I’m not complaining that programming and technology books are expensive. Given the amount of work that has to go into them, the limited market, and limited shelf life of most technologies (unless we’re talking about something like the K&R C book), they have to be relatively pricy in order to make a profit. I understand and accept that. We all need to make a living.

What I’m complaining about is the price difference, or rather almost lack of one, between the traditional paper books and the matching ebook. In some cases, as @jbehren pointed out, sometimes the ebook can cost more than the paper one (which is ridiculous unless, perhaps, you are paying to get a copy before the paper book even hits shelves and you just can’t wait).

The question, then, is what is a reasonable price for an ebook as compared to the paper one? Of course, the publishers would claim that their current prices are reasonable, but I disagree. Taking into account the savings caused by the lack of materials and associated costs, I’d say probably about half the price of a paper book.

Books are fairly pricy to write, but most of the cost is in the actual manufacture, shipping and storage.

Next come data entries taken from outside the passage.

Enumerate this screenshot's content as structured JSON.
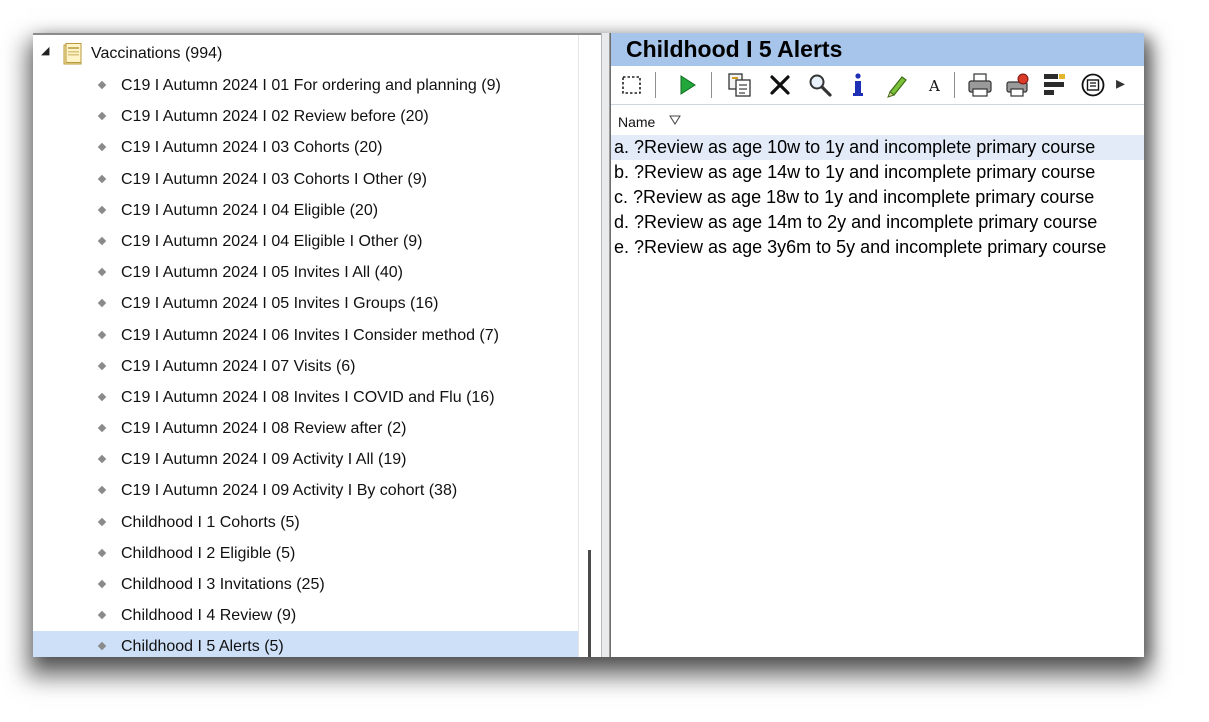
{
  "tree": {
    "root": {
      "label": "Vaccinations (994)",
      "icon": "folder-icon"
    },
    "items": [
      {
        "label": "C19 I Autumn 2024 I 01 For ordering and planning (9)"
      },
      {
        "label": "C19 I Autumn 2024 I 02 Review before (20)"
      },
      {
        "label": "C19 I Autumn 2024 I 03 Cohorts (20)"
      },
      {
        "label": "C19 I Autumn 2024 I 03 Cohorts I Other (9)"
      },
      {
        "label": "C19 I Autumn 2024 I 04 Eligible (20)"
      },
      {
        "label": "C19 I Autumn 2024 I 04 Eligible I Other (9)"
      },
      {
        "label": "C19 I Autumn 2024 I 05 Invites I All (40)"
      },
      {
        "label": "C19 I Autumn 2024 I 05 Invites I Groups (16)"
      },
      {
        "label": "C19 I Autumn 2024 I 06 Invites I Consider method (7)"
      },
      {
        "label": "C19 I Autumn 2024 I 07 Visits (6)"
      },
      {
        "label": "C19 I Autumn 2024 I 08 Invites I COVID and Flu (16)"
      },
      {
        "label": "C19 I Autumn 2024 I 08 Review after (2)"
      },
      {
        "label": "C19 I Autumn 2024 I 09 Activity I All (19)"
      },
      {
        "label": "C19 I Autumn 2024 I 09 Activity I By cohort (38)"
      },
      {
        "label": "Childhood I 1 Cohorts (5)"
      },
      {
        "label": "Childhood I 2 Eligible (5)"
      },
      {
        "label": "Childhood I 3 Invitations (25)"
      },
      {
        "label": "Childhood I 4 Review (9)"
      },
      {
        "label": "Childhood I 5 Alerts (5)",
        "selected": true
      }
    ]
  },
  "panel": {
    "title": "Childhood I 5 Alerts",
    "toolbar": [
      {
        "icon": "select-icon"
      },
      {
        "icon": "run-icon"
      },
      {
        "icon": "copy-icon"
      },
      {
        "icon": "delete-icon"
      },
      {
        "icon": "search-icon"
      },
      {
        "icon": "info-icon"
      },
      {
        "icon": "edit-icon"
      },
      {
        "icon": "font-icon"
      },
      {
        "icon": "print-icon"
      },
      {
        "icon": "print-preview-icon"
      },
      {
        "icon": "report-icon"
      },
      {
        "icon": "export-icon"
      }
    ],
    "column_header": "Name",
    "rows": [
      {
        "label": "a. ?Review as age 10w to 1y and incomplete primary course",
        "selected": true
      },
      {
        "label": "b. ?Review as age 14w to 1y and incomplete primary course"
      },
      {
        "label": "c. ?Review as age 18w to 1y and incomplete primary course"
      },
      {
        "label": "d. ?Review as age 14m to 2y and incomplete primary course"
      },
      {
        "label": "e. ?Review as age 3y6m to 5y and incomplete primary course"
      }
    ]
  },
  "colors": {
    "title_bar": "#a7c4ea",
    "tree_selected": "#cde0f7",
    "row_selected": "#e2ebf7"
  }
}
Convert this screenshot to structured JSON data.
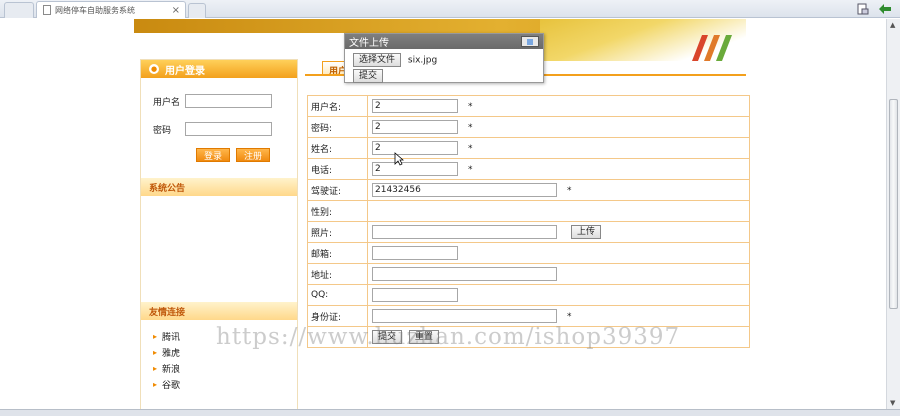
{
  "browser": {
    "tab_title": "网络停车自助服务系统",
    "close_glyph": "×"
  },
  "popup": {
    "title": "文件上传",
    "choose_file_label": "选择文件",
    "file_name": "six.jpg",
    "submit_label": "提交"
  },
  "sidebar": {
    "login_title": "用户登录",
    "username_label": "用户名",
    "password_label": "密码",
    "login_button": "登录",
    "register_button": "注册",
    "notice_title": "系统公告",
    "links_title": "友情连接",
    "links": [
      "腾讯",
      "雅虎",
      "新浪",
      "谷歌"
    ]
  },
  "main": {
    "tab_label": "用户",
    "fields": [
      {
        "label": "用户名:",
        "value": "2",
        "required": "*"
      },
      {
        "label": "密码:",
        "value": "2",
        "required": "*"
      },
      {
        "label": "姓名:",
        "value": "2",
        "required": "*"
      },
      {
        "label": "电话:",
        "value": "2",
        "required": "*"
      },
      {
        "label": "驾驶证:",
        "value": "21432456",
        "required": "*"
      },
      {
        "label": "性别:",
        "value": "",
        "required": ""
      },
      {
        "label": "照片:",
        "value": "",
        "required": "",
        "button": "上传"
      },
      {
        "label": "邮箱:",
        "value": "",
        "required": ""
      },
      {
        "label": "地址:",
        "value": "",
        "required": ""
      },
      {
        "label": "QQ:",
        "value": "",
        "required": ""
      },
      {
        "label": "身份证:",
        "value": "",
        "required": "*"
      }
    ],
    "submit_label": "提交",
    "reset_label": "重置"
  },
  "watermark": "https://www.huzhan.com/ishop39397",
  "colors": {
    "accent_orange": "#f3a01c",
    "table_border": "#f4c889",
    "popup_title_bg": "#6a6a6a"
  }
}
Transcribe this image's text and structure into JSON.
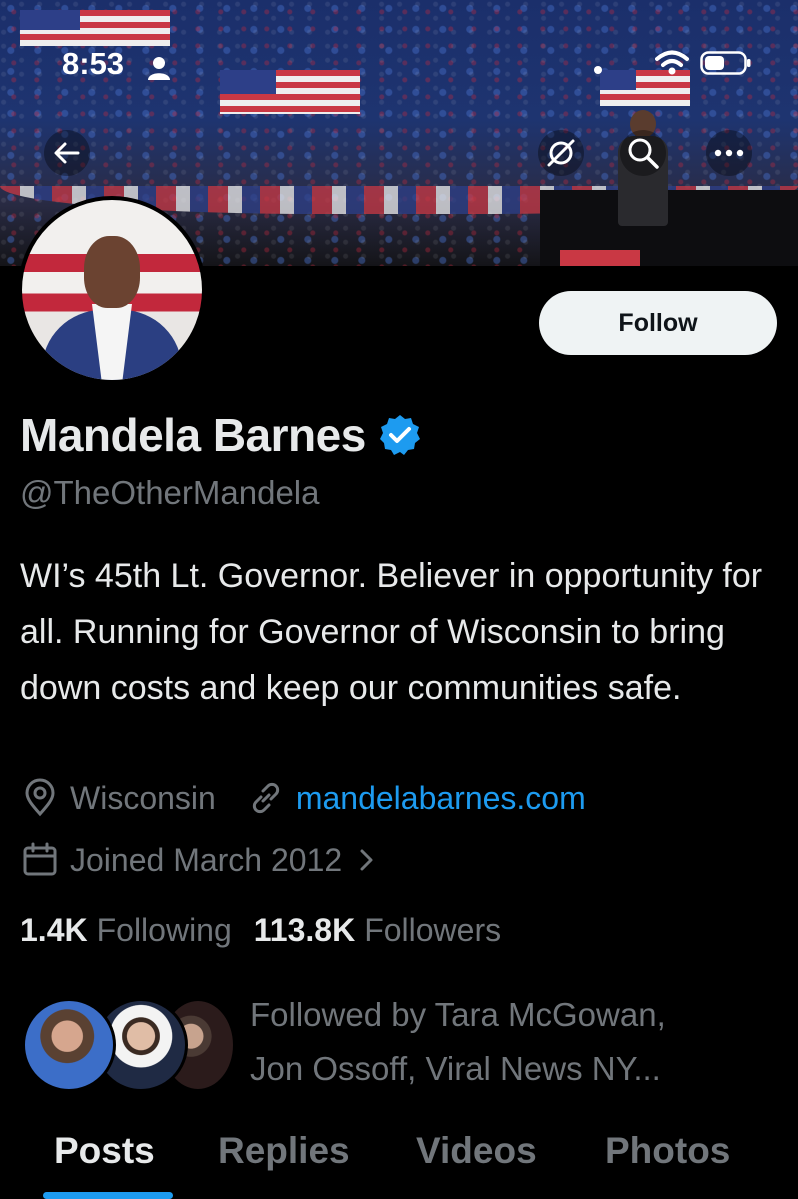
{
  "status_bar": {
    "time": "8:53"
  },
  "profile": {
    "name": "Mandela Barnes",
    "handle": "@TheOtherMandela",
    "bio": "WI’s 45th Lt. Governor. Believer in opportunity for all. Running for Governor of Wisconsin to bring down costs and keep our communities safe.",
    "location": "Wisconsin",
    "website": "mandelabarnes.com",
    "joined": "Joined March 2012",
    "following_count": "1.4K",
    "following_label": "Following",
    "followers_count": "113.8K",
    "followers_label": "Followers",
    "followed_by_line1": "Followed by Tara McGowan,",
    "followed_by_line2": "Jon Ossoff, Viral News NY..."
  },
  "actions": {
    "follow_label": "Follow"
  },
  "tabs": [
    {
      "label": "Posts",
      "active": true
    },
    {
      "label": "Replies",
      "active": false
    },
    {
      "label": "Videos",
      "active": false
    },
    {
      "label": "Photos",
      "active": false
    }
  ],
  "icons": {
    "back": "back-arrow-icon",
    "hide": "eye-off-icon",
    "search": "search-icon",
    "more": "more-icon",
    "verified": "verified-badge-icon",
    "location": "location-pin-icon",
    "link": "link-icon",
    "calendar": "calendar-icon"
  },
  "colors": {
    "accent": "#1d9bf0",
    "text": "#e7e9ea",
    "muted": "#71767b",
    "background": "#000000"
  }
}
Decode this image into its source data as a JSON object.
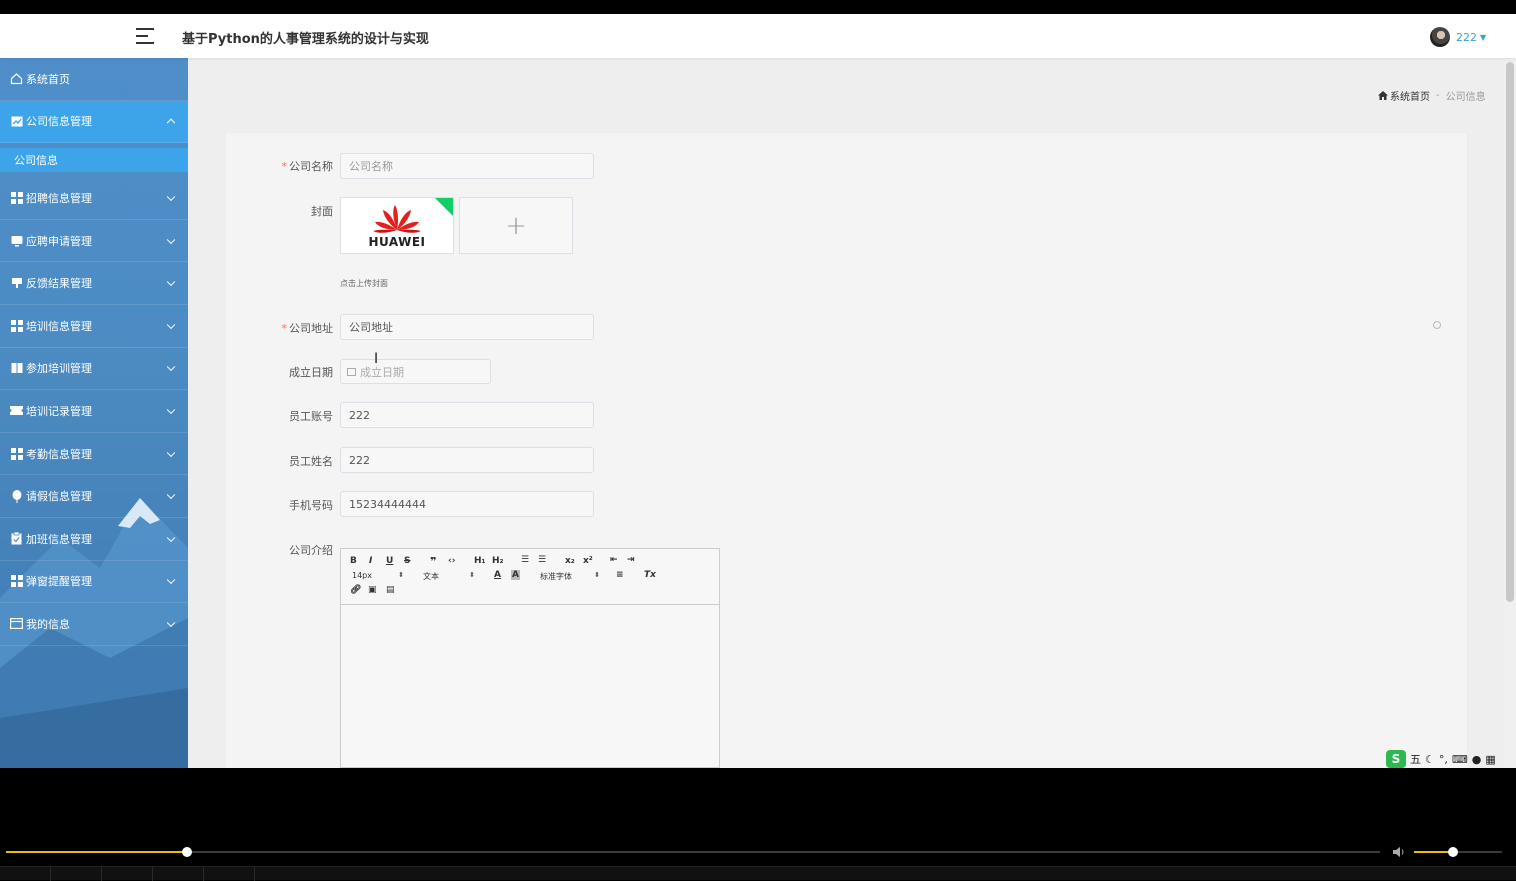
{
  "app": {
    "title": "基于Python的人事管理系统的设计与实现"
  },
  "user": {
    "name": "222"
  },
  "sidebar": {
    "items": [
      {
        "label": "系统首页",
        "icon": "home-icon",
        "open": false
      },
      {
        "label": "公司信息管理",
        "icon": "chart-icon",
        "open": true,
        "children": [
          {
            "label": "公司信息",
            "active": true
          }
        ]
      },
      {
        "label": "招聘信息管理",
        "icon": "grid-icon",
        "open": false
      },
      {
        "label": "应聘申请管理",
        "icon": "monitor-icon",
        "open": false
      },
      {
        "label": "反馈结果管理",
        "icon": "thumb-icon",
        "open": false
      },
      {
        "label": "培训信息管理",
        "icon": "grid-icon",
        "open": false
      },
      {
        "label": "参加培训管理",
        "icon": "book-icon",
        "open": false
      },
      {
        "label": "培训记录管理",
        "icon": "ticket-icon",
        "open": false
      },
      {
        "label": "考勤信息管理",
        "icon": "grid-icon",
        "open": false
      },
      {
        "label": "请假信息管理",
        "icon": "balloon-icon",
        "open": false
      },
      {
        "label": "加班信息管理",
        "icon": "clipboard-icon",
        "open": false
      },
      {
        "label": "弹窗提醒管理",
        "icon": "grid-icon",
        "open": false
      },
      {
        "label": "我的信息",
        "icon": "card-icon",
        "open": false
      }
    ]
  },
  "breadcrumb": {
    "home": "系统首页",
    "separator": "-",
    "current": "公司信息"
  },
  "form": {
    "company_name": {
      "label": "公司名称",
      "required": true,
      "placeholder": "公司名称",
      "value": ""
    },
    "cover": {
      "label": "封面",
      "hint": "点击上传封面",
      "logo_text": "HUAWEI",
      "add_symbol": "+"
    },
    "address": {
      "label": "公司地址",
      "required": true,
      "value": "公司地址"
    },
    "founded": {
      "label": "成立日期",
      "placeholder": "成立日期"
    },
    "employee_account": {
      "label": "员工账号",
      "value": "222"
    },
    "employee_name": {
      "label": "员工姓名",
      "value": "222"
    },
    "phone": {
      "label": "手机号码",
      "value": "15234444444"
    },
    "intro": {
      "label": "公司介绍",
      "toolbar": {
        "font_size": "14px",
        "text_type": "文本",
        "font_family": "标准字体",
        "h1": "H₁",
        "h2": "H₂",
        "sub": "x₂",
        "sup": "x²"
      }
    }
  },
  "ime": {
    "logo": "S",
    "mode": "五"
  },
  "player": {
    "progress": 0.132,
    "volume": 0.44
  },
  "colors": {
    "sidebar": "#4c8bc3",
    "active": "#3da4ea",
    "required": "#f56c6c",
    "accent": "#3a9fd8",
    "player_progress": "#e6c200"
  }
}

At half the cost of the dead tree edition, there should be enough money to still make a decent profit on the endeavor.

The half price range was sort of my gut feeling for a while, but today it was more or less confirmed by O’Reilly. For people that have an account at, all of their ebooks are buy one, get one free with coupon code (just look in your account under the heading Membersip).

Additionally, they will sell you an electronic copy of most of their books (bundled in multiple formats, not just PDF) for $5 if you register the paper version with them. It only applies to O’Reilly and MS Press titles so I can’t get epub copies of my Pragmatic Programmers books, but it’s a great start. (For the record, I got the PDF version of the Programming Ruby book cheaply when I bought the paper version during the Pragmatic Programmers special a while back, but PDFs don’t always scale well on smaller e-readers so availability in a variety of formats is a great plus).

I cheered when I saw the $5 electronic copy “upgrade” option, because, to me, that’s sort of the sweet spot for that service. I would gladly pay an extra $5 to have lifetime access to an ebook version of programming books that I own. In fact, I spent some time today registering my O’Reilly books so I can buy the epub copies later.

I don’t know if this is a limited time offer or one which they always have, but it is sort of telling as far as book pricing goes. It’s also something well worth taking advantage of.

Current mood: tired
Current music: Smashing Pumpkins – Cherub Rock